Find the lines below in which the string "Port" occurs. Copy each one.

| App and web page records |
__________

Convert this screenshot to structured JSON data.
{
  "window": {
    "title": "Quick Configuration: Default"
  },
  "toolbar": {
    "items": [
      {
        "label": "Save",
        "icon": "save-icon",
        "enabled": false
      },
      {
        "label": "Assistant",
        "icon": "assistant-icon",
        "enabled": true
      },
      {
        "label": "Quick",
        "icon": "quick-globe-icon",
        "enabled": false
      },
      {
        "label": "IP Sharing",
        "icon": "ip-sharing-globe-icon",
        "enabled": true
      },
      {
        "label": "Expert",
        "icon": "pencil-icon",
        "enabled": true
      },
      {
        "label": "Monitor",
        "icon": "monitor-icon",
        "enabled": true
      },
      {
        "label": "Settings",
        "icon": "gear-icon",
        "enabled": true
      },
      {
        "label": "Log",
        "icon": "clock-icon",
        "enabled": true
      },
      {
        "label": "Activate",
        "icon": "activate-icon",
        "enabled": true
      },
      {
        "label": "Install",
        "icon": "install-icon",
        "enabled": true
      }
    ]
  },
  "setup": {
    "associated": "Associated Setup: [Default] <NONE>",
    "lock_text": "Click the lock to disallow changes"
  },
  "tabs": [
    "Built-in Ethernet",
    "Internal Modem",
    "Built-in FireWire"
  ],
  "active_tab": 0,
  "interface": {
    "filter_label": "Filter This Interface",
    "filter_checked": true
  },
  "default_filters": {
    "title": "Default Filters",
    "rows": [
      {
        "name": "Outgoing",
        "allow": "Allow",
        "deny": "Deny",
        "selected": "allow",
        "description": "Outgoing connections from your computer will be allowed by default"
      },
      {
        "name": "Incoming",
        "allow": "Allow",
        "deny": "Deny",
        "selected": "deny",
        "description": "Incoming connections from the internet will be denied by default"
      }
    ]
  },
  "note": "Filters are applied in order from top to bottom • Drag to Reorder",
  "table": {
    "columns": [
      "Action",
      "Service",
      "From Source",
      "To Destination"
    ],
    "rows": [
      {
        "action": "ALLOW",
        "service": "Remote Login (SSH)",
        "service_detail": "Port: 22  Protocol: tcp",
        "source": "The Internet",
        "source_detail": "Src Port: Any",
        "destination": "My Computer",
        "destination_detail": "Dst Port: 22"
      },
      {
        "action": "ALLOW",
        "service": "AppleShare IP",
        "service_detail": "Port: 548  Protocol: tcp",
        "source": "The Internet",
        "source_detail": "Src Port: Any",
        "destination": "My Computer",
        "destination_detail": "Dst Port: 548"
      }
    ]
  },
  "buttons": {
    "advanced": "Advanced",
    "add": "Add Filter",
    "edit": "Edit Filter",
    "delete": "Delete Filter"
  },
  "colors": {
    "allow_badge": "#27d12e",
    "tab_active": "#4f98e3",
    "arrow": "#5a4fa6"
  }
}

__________

| Output for this exercise |
        "service_detail": "Port: 22  Protocol: tcp",
        "source_detail": "Src Port: Any",
        "destination_detail": "Dst Port: 22"
        "service_detail": "Port: 548  Protocol: tcp",
        "source_detail": "Src Port: Any",
        "destination_detail": "Dst Port: 548"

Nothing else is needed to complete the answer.